=== Information provided ===
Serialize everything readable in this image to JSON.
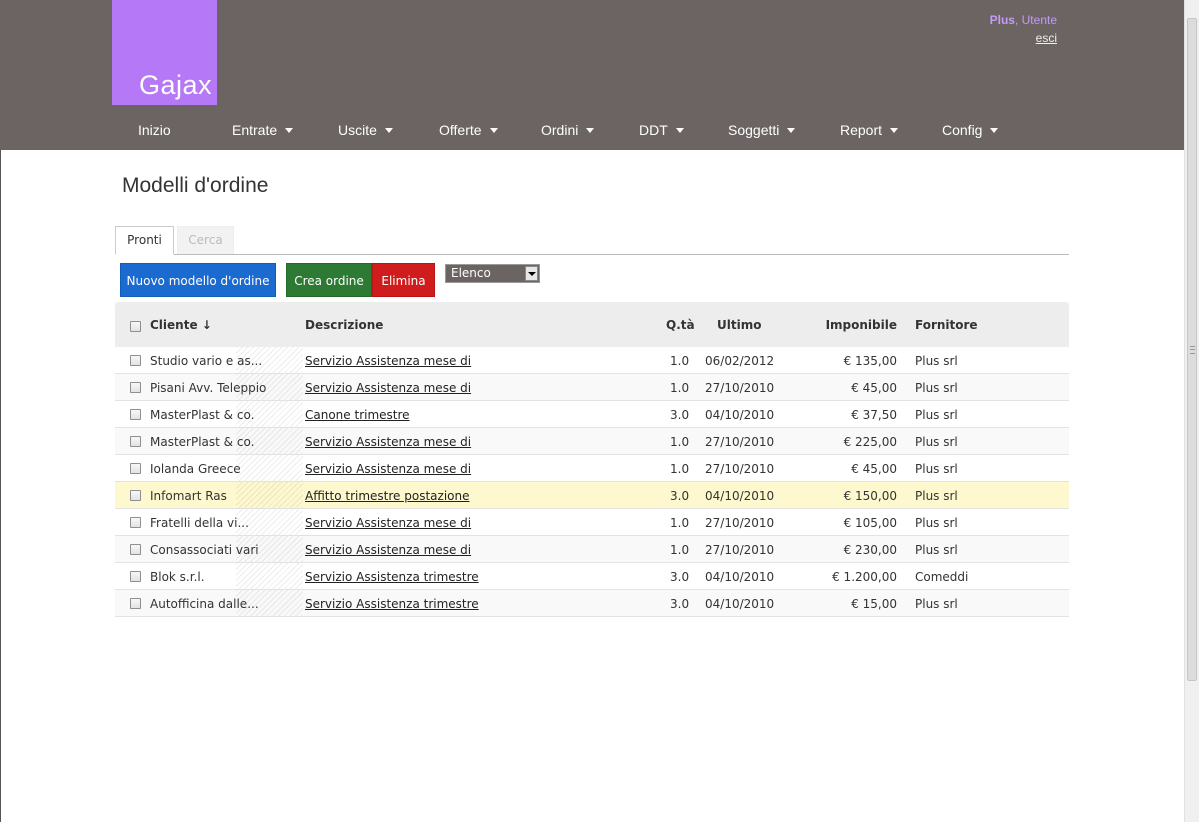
{
  "brand": {
    "logo_text": "Gajax",
    "logo_color": "#b579f7",
    "header_color": "#6b6463"
  },
  "user": {
    "company": "Plus",
    "separator": ",",
    "name": "Utente",
    "logout": "esci"
  },
  "nav": [
    {
      "label": "Inizio",
      "dropdown": false
    },
    {
      "label": "Entrate",
      "dropdown": true
    },
    {
      "label": "Uscite",
      "dropdown": true
    },
    {
      "label": "Offerte",
      "dropdown": true
    },
    {
      "label": "Ordini",
      "dropdown": true
    },
    {
      "label": "DDT",
      "dropdown": true
    },
    {
      "label": "Soggetti",
      "dropdown": true
    },
    {
      "label": "Report",
      "dropdown": true
    },
    {
      "label": "Config",
      "dropdown": true
    }
  ],
  "page_title": "Modelli d'ordine",
  "tabs": [
    {
      "label": "Pronti",
      "active": true
    },
    {
      "label": "Cerca",
      "active": false
    }
  ],
  "actions": {
    "new_label": "Nuovo modello d'ordine",
    "create_label": "Crea ordine",
    "delete_label": "Elimina",
    "view_select": "Elenco"
  },
  "table": {
    "headers": {
      "cliente": "Cliente ↓",
      "descrizione": "Descrizione",
      "qta": "Q.tà",
      "ultimo": "Ultimo",
      "imponibile": "Imponibile",
      "fornitore": "Fornitore"
    },
    "rows": [
      {
        "cliente": "Studio vario e as...",
        "descrizione": "Servizio Assistenza mese di",
        "qta": "1.0",
        "ultimo": "06/02/2012",
        "imponibile": "€ 135,00",
        "fornitore": "Plus srl",
        "highlight": false
      },
      {
        "cliente": "Pisani Avv. Teleppio",
        "descrizione": "Servizio Assistenza mese di",
        "qta": "1.0",
        "ultimo": "27/10/2010",
        "imponibile": "€ 45,00",
        "fornitore": "Plus srl",
        "highlight": false
      },
      {
        "cliente": "MasterPlast & co.",
        "descrizione": "Canone trimestre",
        "qta": "3.0",
        "ultimo": "04/10/2010",
        "imponibile": "€ 37,50",
        "fornitore": "Plus srl",
        "highlight": false
      },
      {
        "cliente": "MasterPlast & co.",
        "descrizione": "Servizio Assistenza mese di",
        "qta": "1.0",
        "ultimo": "27/10/2010",
        "imponibile": "€ 225,00",
        "fornitore": "Plus srl",
        "highlight": false
      },
      {
        "cliente": "Iolanda Greece",
        "descrizione": "Servizio Assistenza mese di",
        "qta": "1.0",
        "ultimo": "27/10/2010",
        "imponibile": "€ 45,00",
        "fornitore": "Plus srl",
        "highlight": false
      },
      {
        "cliente": "Infomart Ras",
        "descrizione": "Affitto trimestre postazione",
        "qta": "3.0",
        "ultimo": "04/10/2010",
        "imponibile": "€ 150,00",
        "fornitore": "Plus srl",
        "highlight": true
      },
      {
        "cliente": "Fratelli della vi...",
        "descrizione": "Servizio Assistenza mese di",
        "qta": "1.0",
        "ultimo": "27/10/2010",
        "imponibile": "€ 105,00",
        "fornitore": "Plus srl",
        "highlight": false
      },
      {
        "cliente": "Consassociati vari",
        "descrizione": "Servizio Assistenza mese di",
        "qta": "1.0",
        "ultimo": "27/10/2010",
        "imponibile": "€ 230,00",
        "fornitore": "Plus srl",
        "highlight": false
      },
      {
        "cliente": "Blok s.r.l.",
        "descrizione": "Servizio Assistenza trimestre",
        "qta": "3.0",
        "ultimo": "04/10/2010",
        "imponibile": "€ 1.200,00",
        "fornitore": "Comeddi",
        "highlight": false
      },
      {
        "cliente": "Autofficina dalle...",
        "descrizione": "Servizio Assistenza trimestre",
        "qta": "3.0",
        "ultimo": "04/10/2010",
        "imponibile": "€ 15,00",
        "fornitore": "Plus srl",
        "highlight": false
      }
    ]
  }
}
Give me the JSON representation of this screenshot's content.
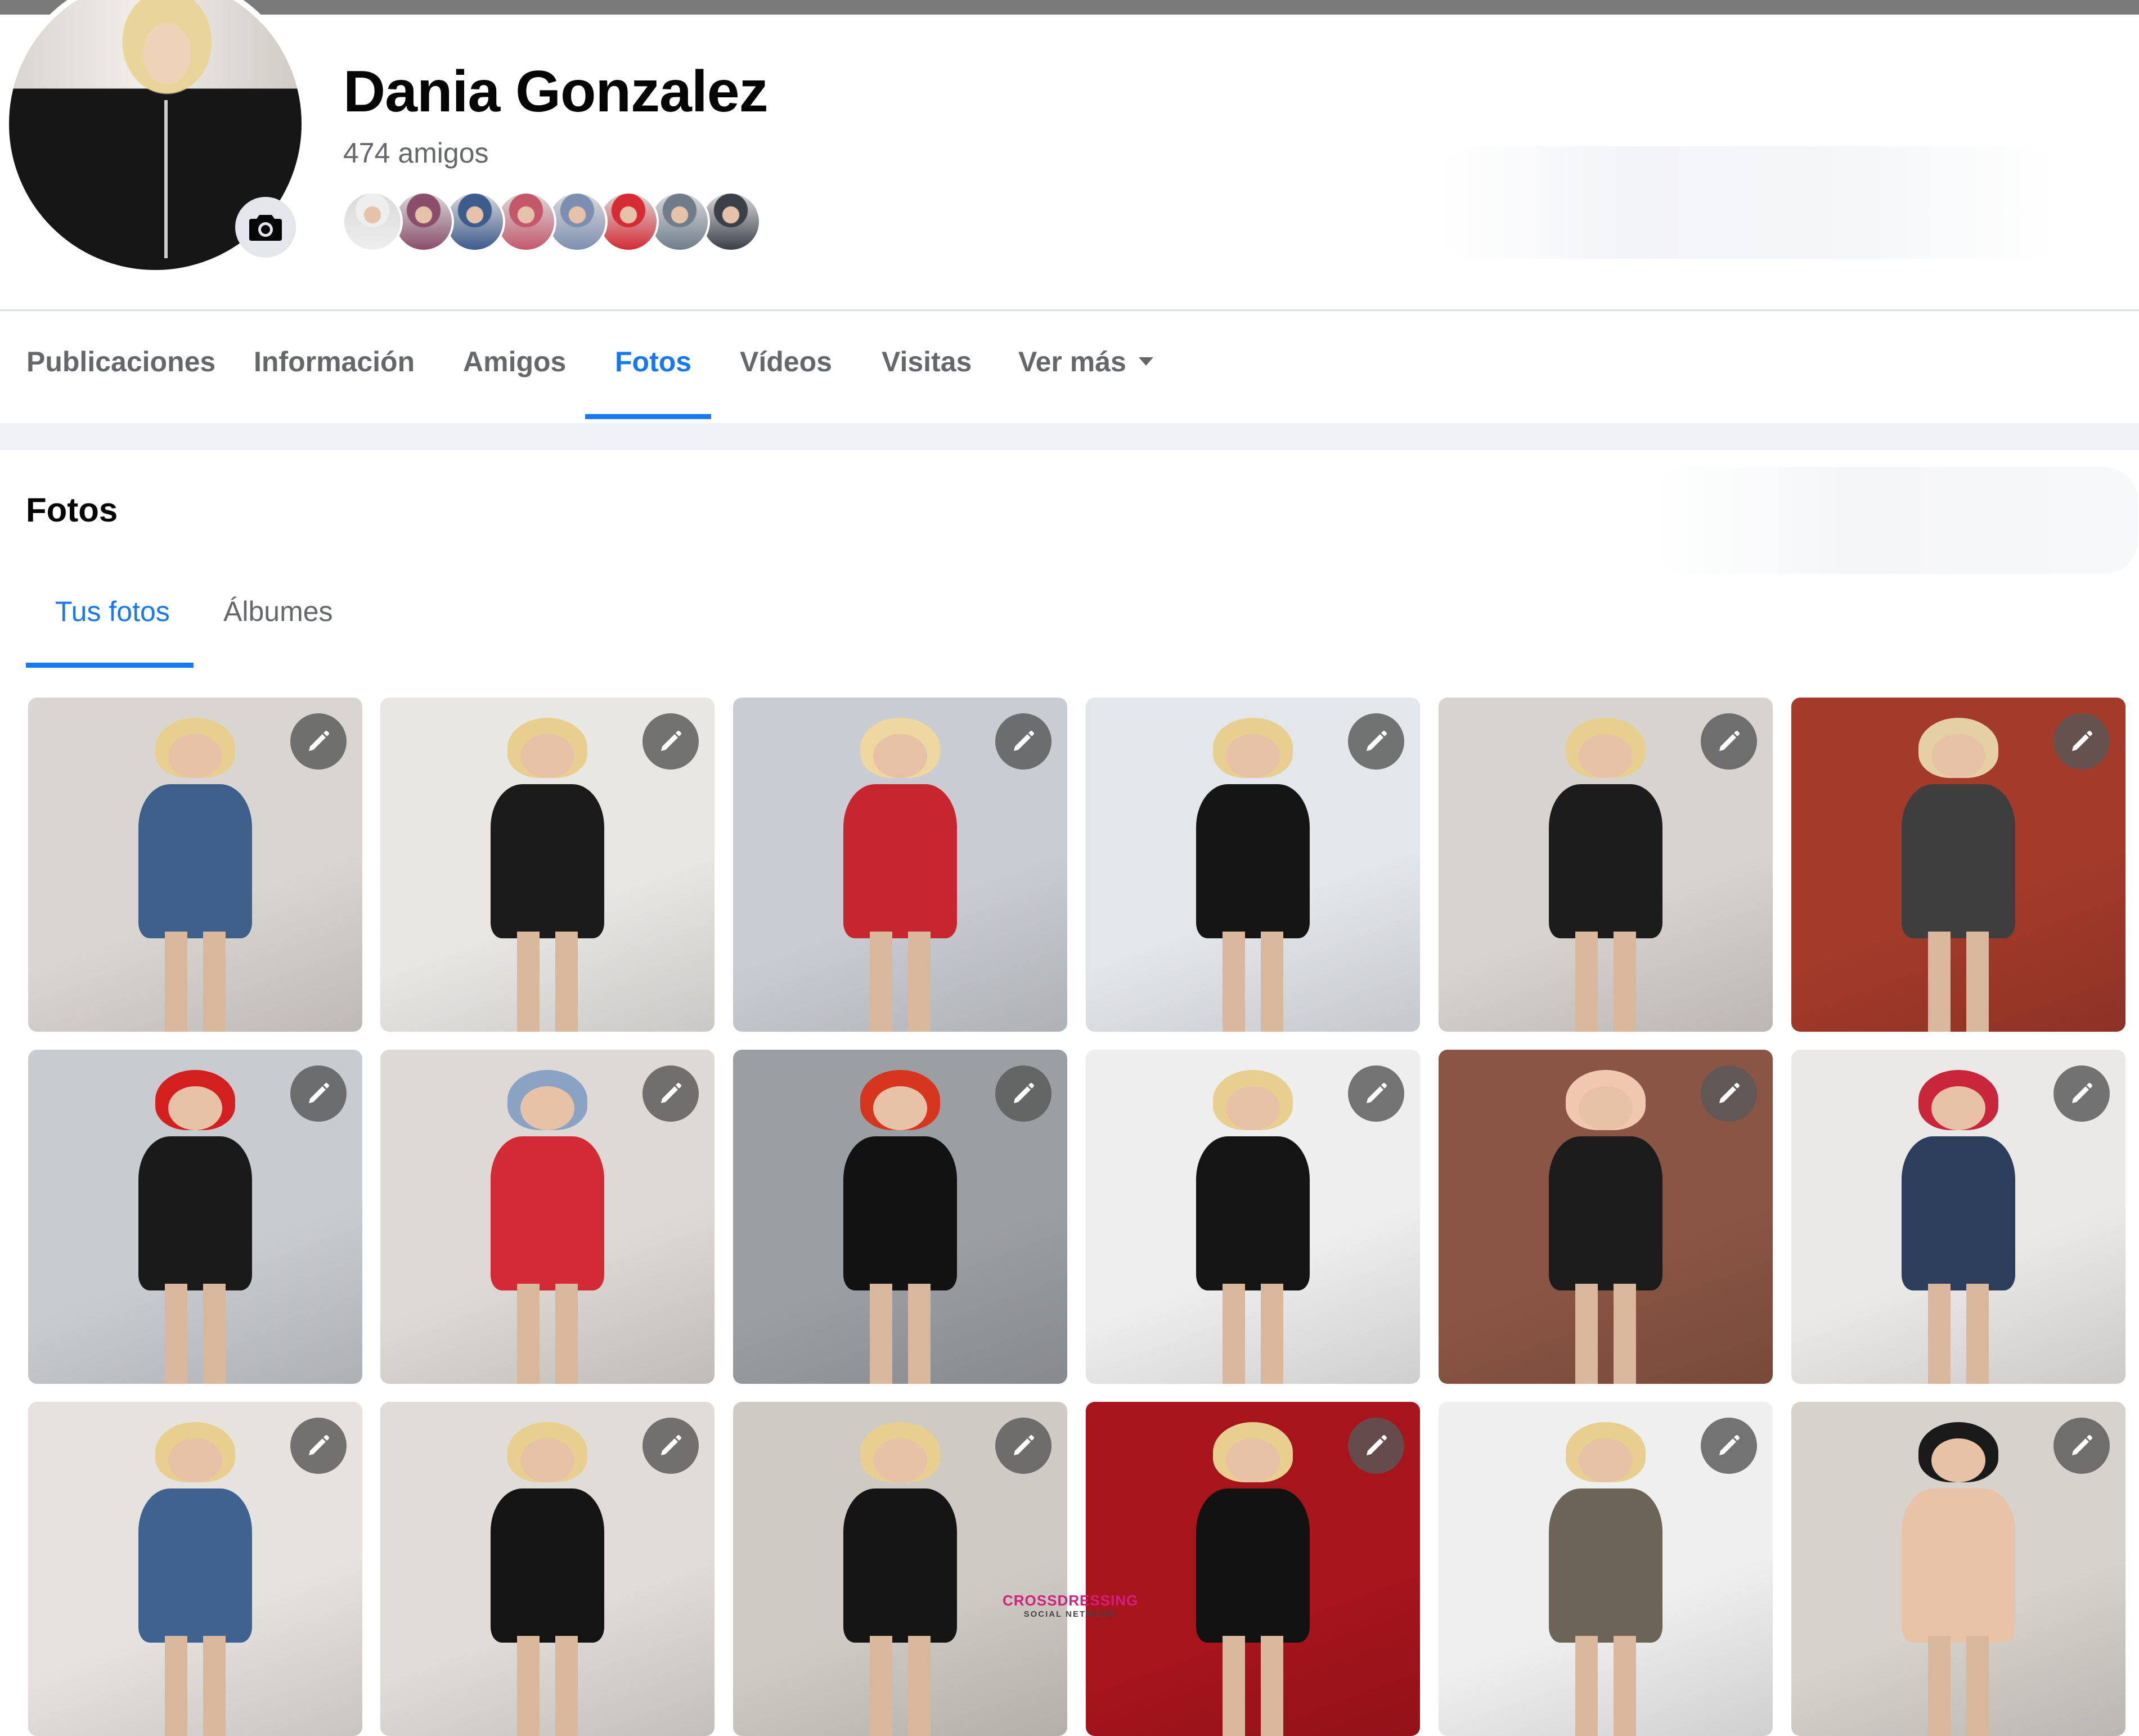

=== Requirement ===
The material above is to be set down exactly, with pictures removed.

=== Solution for this task ===
Serialize everything readable in this image to JSON.
{
  "brand": {
    "logo_text": "Gajax",
    "logo_color": "#b579f7",
    "header_color": "#6b6463"
  },
  "user": {
    "company": "Plus",
    "separator": ",",
    "name": "Utente",
    "logout": "esci"
  },
  "nav": [
    {
      "label": "Inizio",
      "dropdown": false
    },
    {
      "label": "Entrate",
      "dropdown": true
    },
    {
      "label": "Uscite",
      "dropdown": true
    },
    {
      "label": "Offerte",
      "dropdown": true
    },
    {
      "label": "Ordini",
      "dropdown": true
    },
    {
      "label": "DDT",
      "dropdown": true
    },
    {
      "label": "Soggetti",
      "dropdown": true
    },
    {
      "label": "Report",
      "dropdown": true
    },
    {
      "label": "Config",
      "dropdown": true
    }
  ],
  "page_title": "Modelli d'ordine",
  "tabs": [
    {
      "label": "Pronti",
      "active": true
    },
    {
      "label": "Cerca",
      "active": false
    }
  ],
  "actions": {
    "new_label": "Nuovo modello d'ordine",
    "create_label": "Crea ordine",
    "delete_label": "Elimina",
    "view_select": "Elenco"
  },
  "table": {
    "headers": {
      "cliente": "Cliente ↓",
      "descrizione": "Descrizione",
      "qta": "Q.tà",
      "ultimo": "Ultimo",
      "imponibile": "Imponibile",
      "fornitore": "Fornitore"
    },
    "rows": [
      {
        "cliente": "Studio vario e as...",
        "descrizione": "Servizio Assistenza mese di",
        "qta": "1.0",
        "ultimo": "06/02/2012",
        "imponibile": "€ 135,00",
        "fornitore": "Plus srl",
        "highlight": false
      },
      {
        "cliente": "Pisani Avv. Teleppio",
        "descrizione": "Servizio Assistenza mese di",
        "qta": "1.0",
        "ultimo": "27/10/2010",
        "imponibile": "€ 45,00",
        "fornitore": "Plus srl",
        "highlight": false
      },
      {
        "cliente": "MasterPlast & co.",
        "descrizione": "Canone trimestre",
        "qta": "3.0",
        "ultimo": "04/10/2010",
        "imponibile": "€ 37,50",
        "fornitore": "Plus srl",
        "highlight": false
      },
      {
        "cliente": "MasterPlast & co.",
        "descrizione": "Servizio Assistenza mese di",
        "qta": "1.0",
        "ultimo": "27/10/2010",
        "imponibile": "€ 225,00",
        "fornitore": "Plus srl",
        "highlight": false
      },
      {
        "cliente": "Iolanda Greece",
        "descrizione": "Servizio Assistenza mese di",
        "qta": "1.0",
        "ultimo": "27/10/2010",
        "imponibile": "€ 45,00",
        "fornitore": "Plus srl",
        "highlight": false
      },
      {
        "cliente": "Infomart Ras",
        "descrizione": "Affitto trimestre postazione",
        "qta": "3.0",
        "ultimo": "04/10/2010",
        "imponibile": "€ 150,00",
        "fornitore": "Plus srl",
        "highlight": true
      },
      {
        "cliente": "Fratelli della vi...",
        "descrizione": "Servizio Assistenza mese di",
        "qta": "1.0",
        "ultimo": "27/10/2010",
        "imponibile": "€ 105,00",
        "fornitore": "Plus srl",
        "highlight": false
      },
      {
        "cliente": "Consassociati vari",
        "descrizione": "Servizio Assistenza mese di",
        "qta": "1.0",
        "ultimo": "27/10/2010",
        "imponibile": "€ 230,00",
        "fornitore": "Plus srl",
        "highlight": false
      },
      {
        "cliente": "Blok s.r.l.",
        "descrizione": "Servizio Assistenza trimestre",
        "qta": "3.0",
        "ultimo": "04/10/2010",
        "imponibile": "€ 1.200,00",
        "fornitore": "Comeddi",
        "highlight": false
      },
      {
        "cliente": "Autofficina dalle...",
        "descrizione": "Servizio Assistenza trimestre",
        "qta": "3.0",
        "ultimo": "04/10/2010",
        "imponibile": "€ 15,00",
        "fornitore": "Plus srl",
        "highlight": false
      }
    ]
  }
}
Give me the JSON representation of this screenshot's content.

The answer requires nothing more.